=== Task to complete ===
Go through the material below and return each line with the string "this" in it.

=== Supplied entries ===
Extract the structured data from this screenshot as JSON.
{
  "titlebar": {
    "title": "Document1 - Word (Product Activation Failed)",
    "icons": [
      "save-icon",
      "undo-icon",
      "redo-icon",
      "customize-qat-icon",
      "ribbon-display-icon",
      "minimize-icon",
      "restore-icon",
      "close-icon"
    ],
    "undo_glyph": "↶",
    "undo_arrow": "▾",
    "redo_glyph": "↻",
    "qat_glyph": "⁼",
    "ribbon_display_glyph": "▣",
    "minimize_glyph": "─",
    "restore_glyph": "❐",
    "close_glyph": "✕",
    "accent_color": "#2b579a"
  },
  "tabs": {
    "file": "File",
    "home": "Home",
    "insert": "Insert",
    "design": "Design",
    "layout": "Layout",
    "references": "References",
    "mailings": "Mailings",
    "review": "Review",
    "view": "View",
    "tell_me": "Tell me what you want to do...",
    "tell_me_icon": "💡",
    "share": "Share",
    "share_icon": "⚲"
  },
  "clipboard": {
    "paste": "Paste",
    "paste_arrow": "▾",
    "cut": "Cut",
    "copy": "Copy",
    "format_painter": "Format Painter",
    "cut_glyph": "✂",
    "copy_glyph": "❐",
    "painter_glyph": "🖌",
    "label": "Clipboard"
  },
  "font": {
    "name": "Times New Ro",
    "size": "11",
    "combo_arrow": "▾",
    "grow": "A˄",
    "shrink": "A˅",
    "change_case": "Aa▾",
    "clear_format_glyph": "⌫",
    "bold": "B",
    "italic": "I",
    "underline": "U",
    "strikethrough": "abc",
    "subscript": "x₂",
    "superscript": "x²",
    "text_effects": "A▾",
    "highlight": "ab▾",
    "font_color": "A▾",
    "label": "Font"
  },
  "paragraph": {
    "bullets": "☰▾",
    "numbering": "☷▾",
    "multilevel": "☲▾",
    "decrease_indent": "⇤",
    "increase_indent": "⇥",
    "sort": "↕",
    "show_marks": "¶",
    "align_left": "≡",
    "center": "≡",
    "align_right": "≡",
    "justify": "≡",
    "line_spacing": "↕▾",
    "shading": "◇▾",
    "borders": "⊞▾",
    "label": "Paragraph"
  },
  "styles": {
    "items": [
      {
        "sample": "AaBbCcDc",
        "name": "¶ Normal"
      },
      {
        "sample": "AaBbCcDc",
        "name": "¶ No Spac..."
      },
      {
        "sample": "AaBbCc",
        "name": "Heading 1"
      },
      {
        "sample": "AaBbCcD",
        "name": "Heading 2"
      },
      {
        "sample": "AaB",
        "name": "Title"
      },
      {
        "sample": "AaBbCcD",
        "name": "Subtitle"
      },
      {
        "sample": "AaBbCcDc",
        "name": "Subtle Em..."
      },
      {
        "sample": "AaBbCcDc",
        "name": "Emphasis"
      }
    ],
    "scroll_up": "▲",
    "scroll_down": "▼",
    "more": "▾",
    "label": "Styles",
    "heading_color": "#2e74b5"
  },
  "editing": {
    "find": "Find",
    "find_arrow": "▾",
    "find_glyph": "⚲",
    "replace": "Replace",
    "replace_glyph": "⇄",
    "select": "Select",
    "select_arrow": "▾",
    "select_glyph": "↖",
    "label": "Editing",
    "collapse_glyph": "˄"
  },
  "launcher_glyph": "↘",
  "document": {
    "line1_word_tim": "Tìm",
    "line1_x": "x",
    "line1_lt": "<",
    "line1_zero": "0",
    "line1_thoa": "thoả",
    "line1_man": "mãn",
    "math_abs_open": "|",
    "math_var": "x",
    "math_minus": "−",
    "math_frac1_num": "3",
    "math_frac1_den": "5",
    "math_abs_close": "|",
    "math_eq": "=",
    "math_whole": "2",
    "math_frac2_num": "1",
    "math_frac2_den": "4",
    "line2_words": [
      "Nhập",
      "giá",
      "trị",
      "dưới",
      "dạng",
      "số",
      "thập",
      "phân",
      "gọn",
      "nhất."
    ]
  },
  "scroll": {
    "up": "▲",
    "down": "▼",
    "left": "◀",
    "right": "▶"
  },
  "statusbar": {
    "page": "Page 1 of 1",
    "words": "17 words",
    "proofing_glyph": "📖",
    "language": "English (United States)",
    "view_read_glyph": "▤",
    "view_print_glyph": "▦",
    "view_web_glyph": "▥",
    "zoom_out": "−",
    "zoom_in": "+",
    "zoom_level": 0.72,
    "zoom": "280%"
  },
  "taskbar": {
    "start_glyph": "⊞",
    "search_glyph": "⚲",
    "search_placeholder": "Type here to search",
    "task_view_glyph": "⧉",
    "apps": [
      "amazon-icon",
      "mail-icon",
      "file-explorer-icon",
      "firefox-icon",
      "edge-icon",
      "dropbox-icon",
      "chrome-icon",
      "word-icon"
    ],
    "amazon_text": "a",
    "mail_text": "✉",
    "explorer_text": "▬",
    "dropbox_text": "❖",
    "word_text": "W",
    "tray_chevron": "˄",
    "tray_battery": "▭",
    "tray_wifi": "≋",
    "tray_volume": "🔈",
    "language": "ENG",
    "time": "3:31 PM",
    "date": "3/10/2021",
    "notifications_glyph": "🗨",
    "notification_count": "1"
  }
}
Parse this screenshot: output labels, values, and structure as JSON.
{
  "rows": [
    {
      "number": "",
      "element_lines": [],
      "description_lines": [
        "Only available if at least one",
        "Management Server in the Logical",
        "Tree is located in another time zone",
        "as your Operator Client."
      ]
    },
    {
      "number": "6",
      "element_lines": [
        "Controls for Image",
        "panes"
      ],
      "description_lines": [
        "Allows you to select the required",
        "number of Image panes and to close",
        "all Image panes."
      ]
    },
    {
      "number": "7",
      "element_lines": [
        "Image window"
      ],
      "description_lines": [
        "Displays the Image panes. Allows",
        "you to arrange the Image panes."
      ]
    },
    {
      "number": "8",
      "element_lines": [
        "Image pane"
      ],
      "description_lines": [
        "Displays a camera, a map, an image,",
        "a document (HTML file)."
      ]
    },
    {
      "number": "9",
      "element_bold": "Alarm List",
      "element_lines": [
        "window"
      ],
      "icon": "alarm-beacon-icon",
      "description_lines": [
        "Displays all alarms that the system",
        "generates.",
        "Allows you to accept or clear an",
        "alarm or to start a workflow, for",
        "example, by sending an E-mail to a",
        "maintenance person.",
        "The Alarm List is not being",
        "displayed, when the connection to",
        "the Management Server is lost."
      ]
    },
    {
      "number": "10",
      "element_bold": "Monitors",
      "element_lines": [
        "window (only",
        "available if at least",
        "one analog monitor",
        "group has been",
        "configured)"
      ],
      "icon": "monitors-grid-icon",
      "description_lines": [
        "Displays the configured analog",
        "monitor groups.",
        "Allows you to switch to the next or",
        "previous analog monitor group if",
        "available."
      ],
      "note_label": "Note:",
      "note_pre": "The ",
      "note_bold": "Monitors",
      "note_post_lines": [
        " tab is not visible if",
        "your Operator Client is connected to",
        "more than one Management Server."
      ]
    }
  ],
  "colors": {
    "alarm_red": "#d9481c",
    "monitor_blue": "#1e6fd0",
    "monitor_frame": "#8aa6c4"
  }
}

=== Result ===
Extract the structured data from this screenshot as JSON.
Parse this screenshot: output labels, values, and structure as JSON.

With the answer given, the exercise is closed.